== Exercise aim ==
Check the data underneath for lines holding the word "JSON", and state only how many you find.

== Dataset ==
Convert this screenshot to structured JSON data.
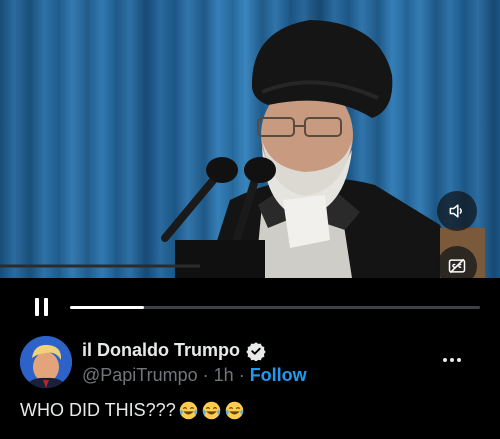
{
  "video": {
    "sound_icon": "speaker-icon",
    "caption_icon": "captions-icon",
    "playback_progress": 0.18
  },
  "controls": {
    "pause_icon": "pause-icon"
  },
  "post": {
    "display_name": "il Donaldo Trumpo",
    "verified_icon": "verified-badge-icon",
    "handle": "@PapiTrumpo",
    "separator": "·",
    "time": "1h",
    "separator2": "·",
    "follow_label": "Follow",
    "more_icon": "more-icon",
    "text": "WHO DID THIS???",
    "emojis": [
      "face-with-tears-of-joy-icon",
      "face-with-tears-of-joy-icon",
      "face-with-tears-of-joy-icon"
    ]
  },
  "colors": {
    "accent": "#1d9bf0",
    "background": "#000000",
    "secondary_text": "#71767b"
  }
}
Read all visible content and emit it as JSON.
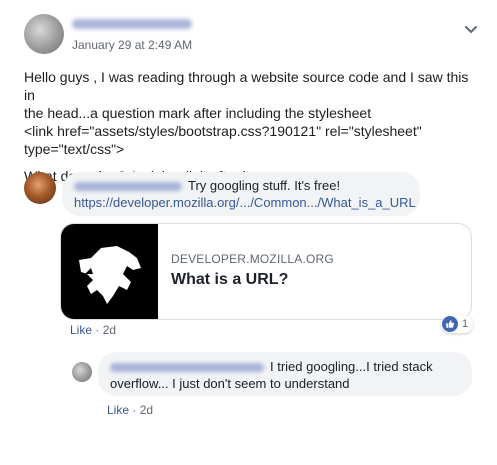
{
  "post": {
    "time": "January 29 at 2:49 AM",
    "line1": "Hello guys , I was reading through a website source code and I saw this in",
    "line2": "the head...a question mark after including the stylesheet",
    "line3": "<link href=\"assets/styles/bootstrap.css?190121\" rel=\"stylesheet\"",
    "line4": "type=\"text/css\">",
    "line5": "What does the ? And the digit after it means"
  },
  "comment1": {
    "text": "Try googling stuff. It's free!",
    "link": "https://developer.mozilla.org/.../Common.../What_is_a_URL",
    "like_label": "Like",
    "separator": " · ",
    "time": "2d",
    "reactions": "1",
    "preview": {
      "domain": "DEVELOPER.MOZILLA.ORG",
      "title": "What is a URL?"
    }
  },
  "comment2": {
    "line1": "I tried googling...I tried stack",
    "line2": "overflow... I just don't seem to understand",
    "like_label": "Like",
    "separator": " · ",
    "time": "2d"
  },
  "colors": {
    "link": "#385898",
    "bubble": "#f2f3f5",
    "like": "#4267b2"
  },
  "icons": [
    "chevron-down-icon",
    "mdn-dino-icon",
    "thumbs-up-icon"
  ]
}
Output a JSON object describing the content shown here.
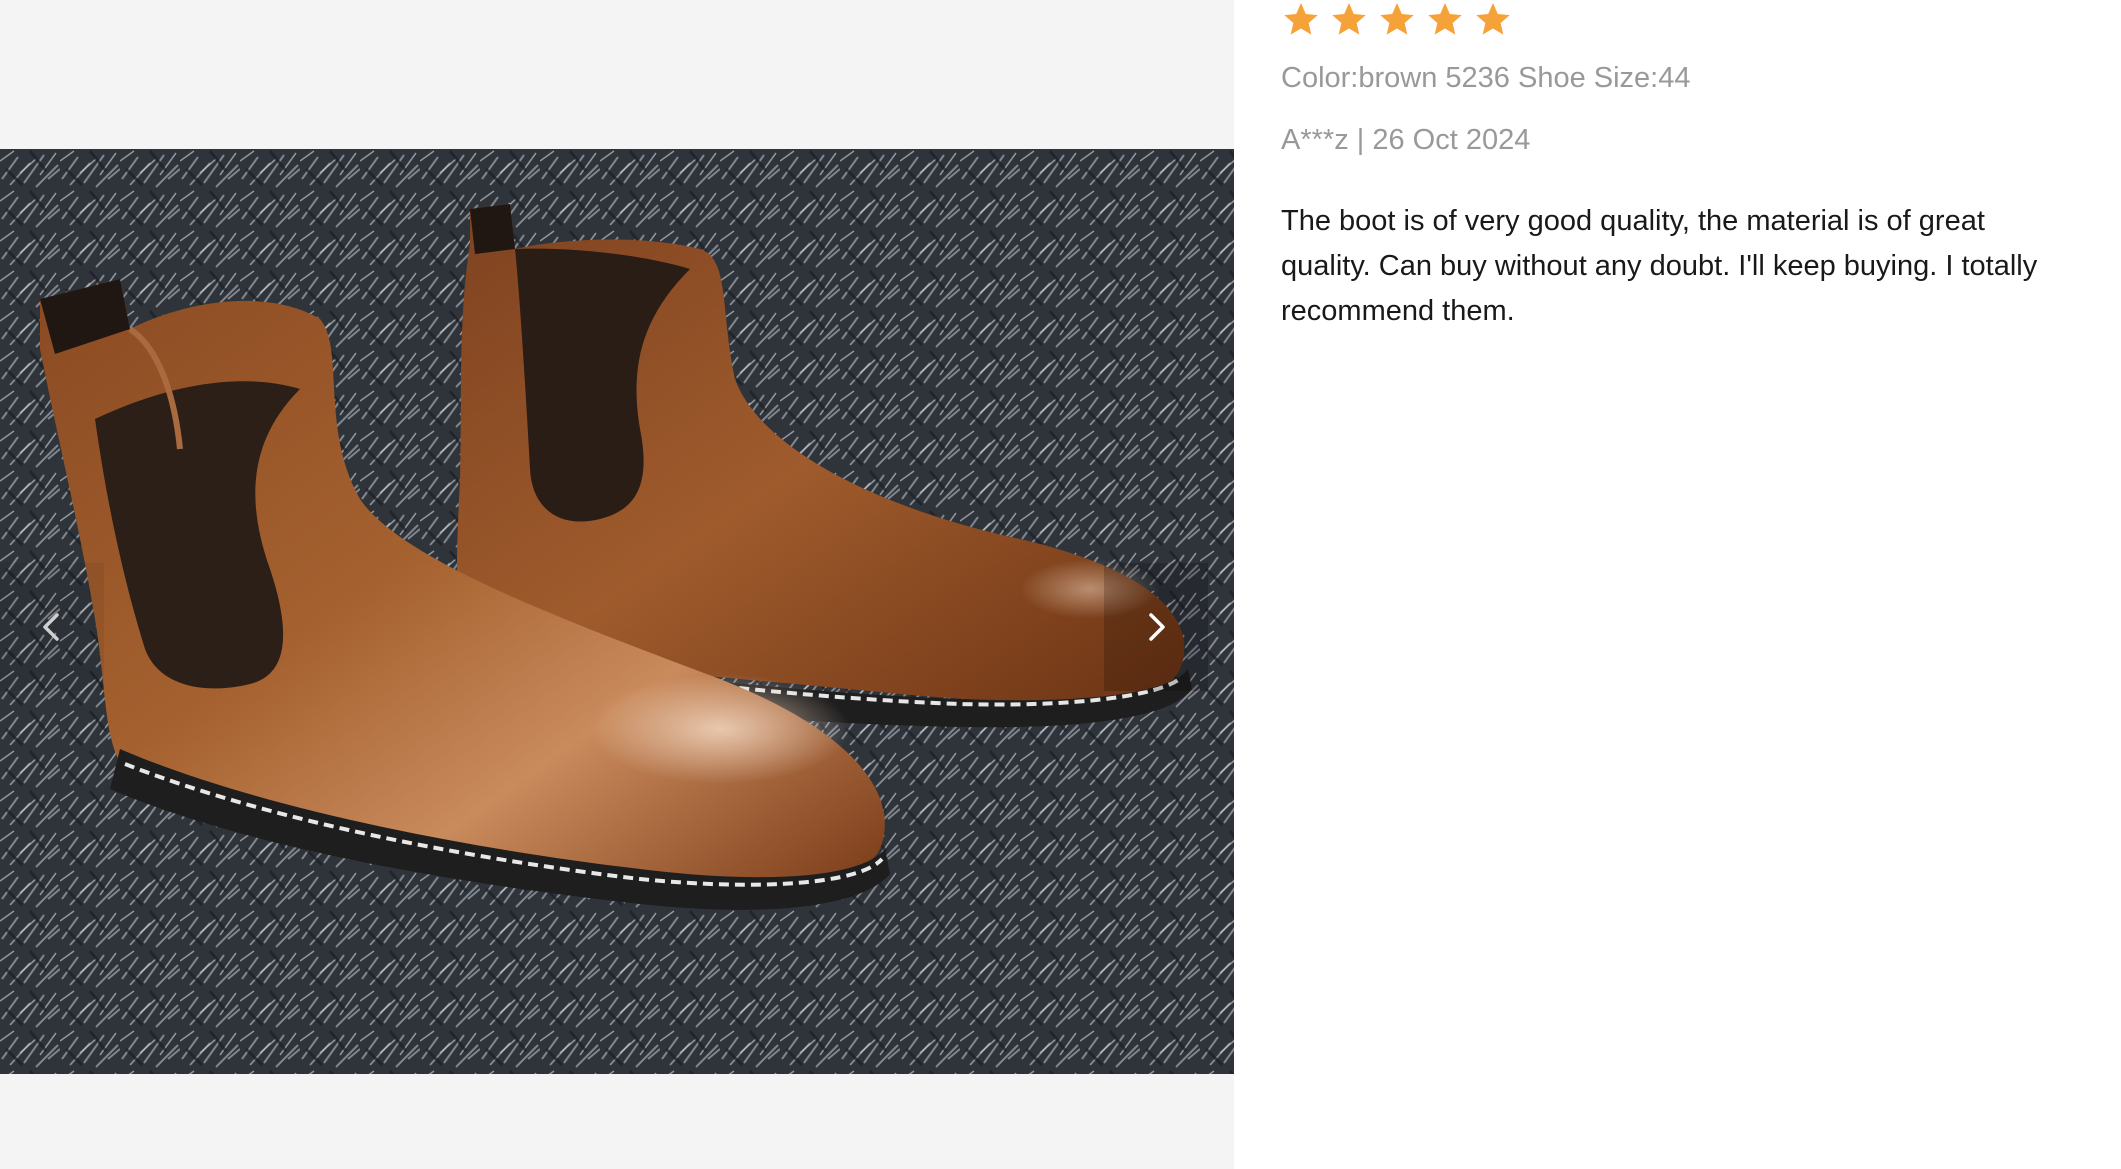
{
  "review": {
    "rating": 5,
    "rating_max": 5,
    "star_color": "#F6A23A",
    "sku_info": "Color:brown 5236 Shoe Size:44",
    "author_date": "A***z | 26 Oct 2024",
    "text": "The boot is of very good quality, the material is of great quality. Can buy without any doubt. I'll keep buying. I totally recommend them."
  },
  "gallery": {
    "prev_icon": "chevron-left-icon",
    "next_icon": "chevron-right-icon",
    "photo_subject": "review-photo"
  }
}
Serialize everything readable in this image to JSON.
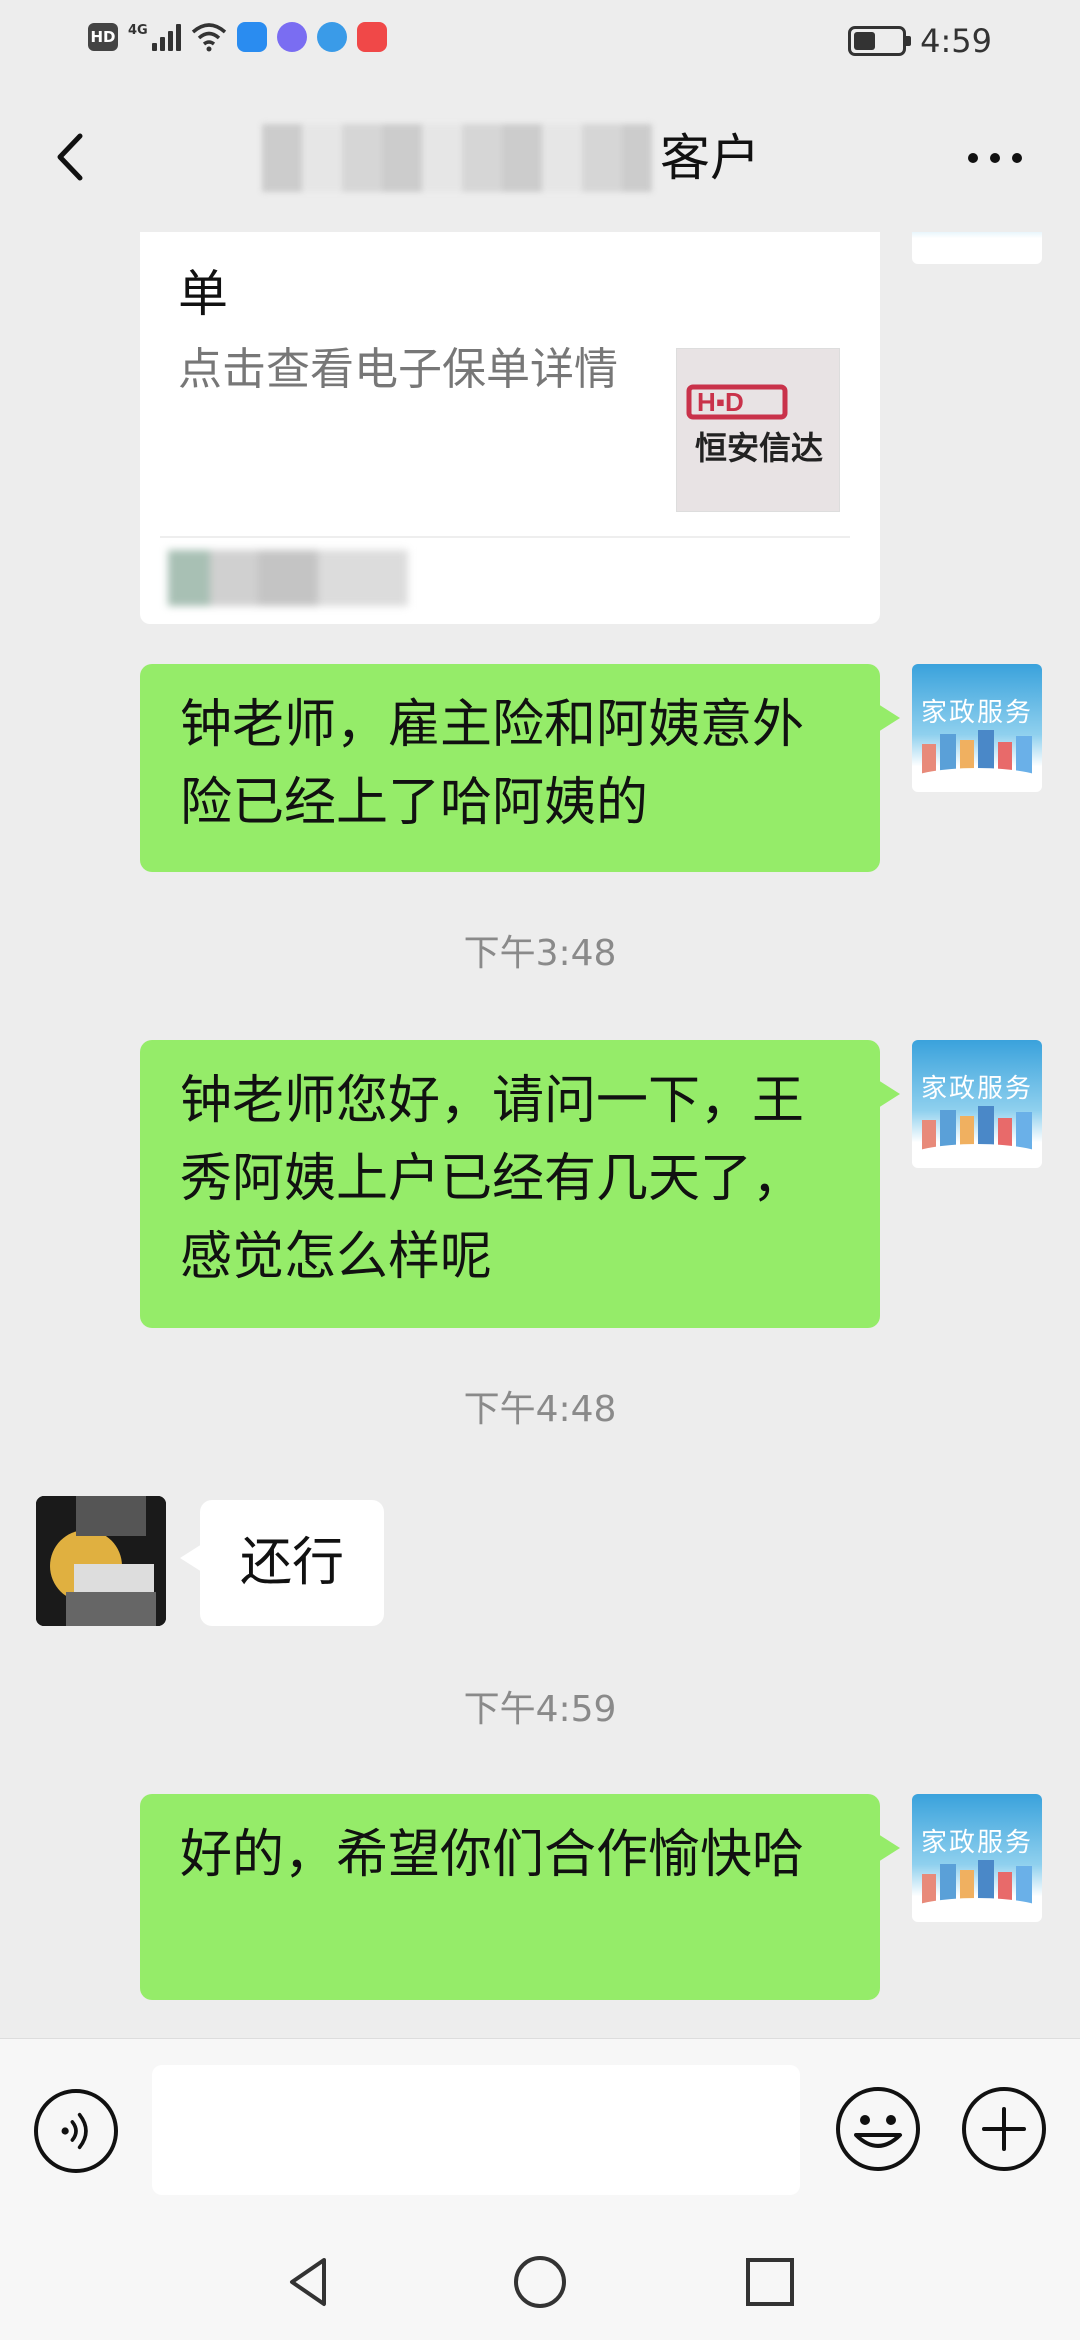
{
  "status_bar": {
    "network": "4G",
    "hd": "HD",
    "time": "4:59",
    "battery_level": 0.45
  },
  "header": {
    "title_suffix": "客户"
  },
  "card": {
    "title": "单",
    "description": "点击查看电子保单详情",
    "thumb_logo": "H▪D",
    "thumb_text": "恒安信达"
  },
  "messages": [
    {
      "type": "outgoing",
      "text": "钟老师，雇主险和阿姨意外险已经上了哈阿姨的"
    },
    {
      "type": "time",
      "text": "下午3:48"
    },
    {
      "type": "outgoing",
      "text": "钟老师您好，请问一下，王秀阿姨上户已经有几天了，感觉怎么样呢"
    },
    {
      "type": "time",
      "text": "下午4:48"
    },
    {
      "type": "incoming",
      "text": "还行"
    },
    {
      "type": "time",
      "text": "下午4:59"
    },
    {
      "type": "outgoing",
      "text": "好的，希望你们合作愉快哈"
    }
  ],
  "my_avatar": {
    "text": "家政服务"
  },
  "input": {
    "value": "",
    "placeholder": ""
  },
  "colors": {
    "background": "#ededed",
    "outgoing_bubble": "#95ec69",
    "incoming_bubble": "#ffffff",
    "timestamp": "#8a8a8a"
  }
}
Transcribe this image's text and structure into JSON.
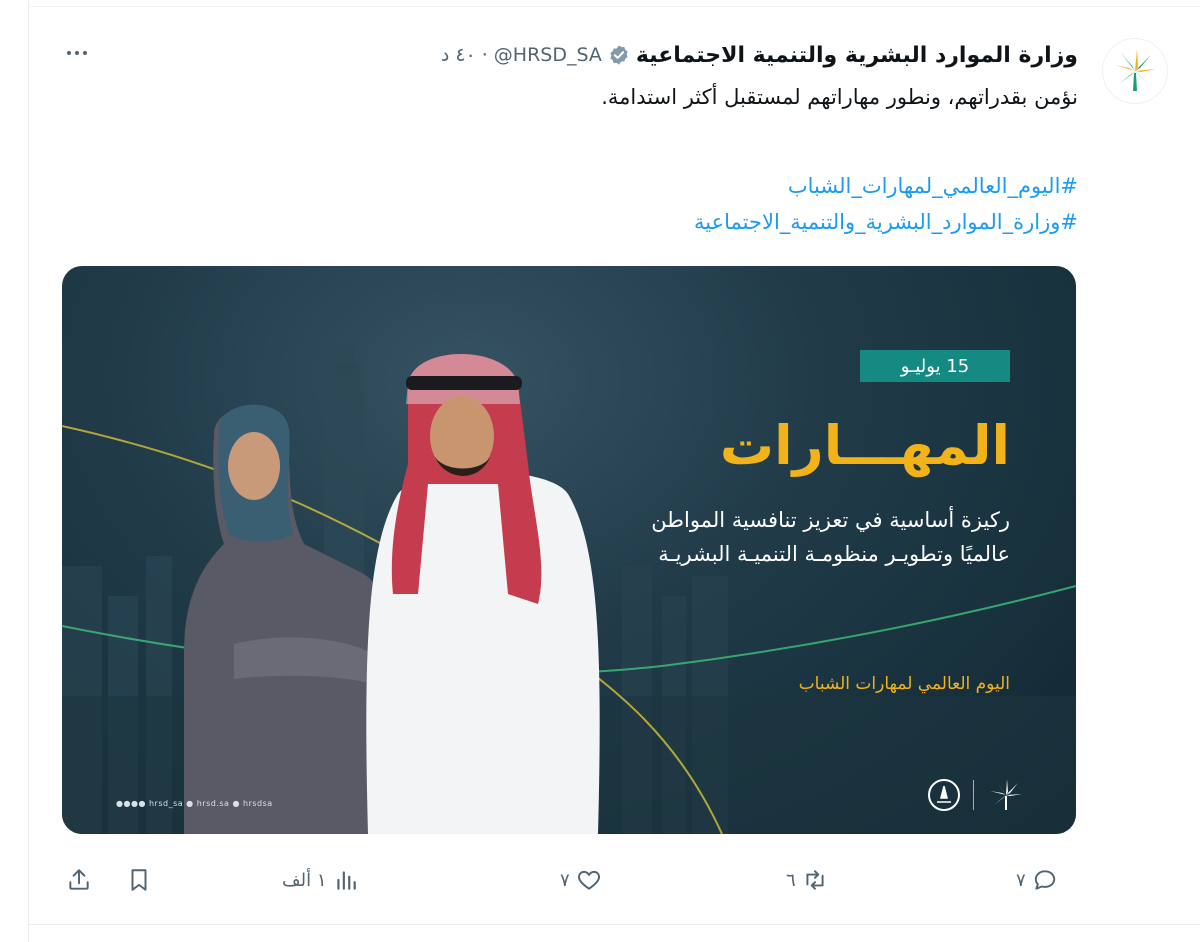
{
  "tweet": {
    "author_name": "وزارة الموارد البشرية والتنمية الاجتماعية",
    "handle": "@HRSD_SA",
    "separator": "·",
    "time": "٤٠ د",
    "text": "نؤمن بقدراتهم، ونطور مهاراتهم لمستقبل أكثر استدامة.",
    "hashtags": [
      "#اليوم_العالمي_لمهارات_الشباب",
      "#وزارة_الموارد_البشرية_والتنمية_الاجتماعية"
    ]
  },
  "media": {
    "date": "15 يوليـو",
    "title": "المهـــارات",
    "subtitle_line1": "ركيزة أساسية في تعزيز تنافسية المواطن",
    "subtitle_line2": "عالميًا وتطويـر منظومـة التنميـة البشريـة",
    "occasion": "اليوم العالمي لمهارات الشباب",
    "social_line": "●●●● hrsd_sa  ● hrsd.sa  ● hrsdsa"
  },
  "actions": {
    "replies": "٧",
    "retweets": "٦",
    "likes": "٧",
    "views": "١ ألف"
  },
  "colors": {
    "accent_link": "#1d9bf0",
    "secondary_text": "#536471",
    "primary_text": "#0f1419",
    "media_gold": "#f2b21a",
    "media_teal": "#148a83"
  }
}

== Exercise output ==
5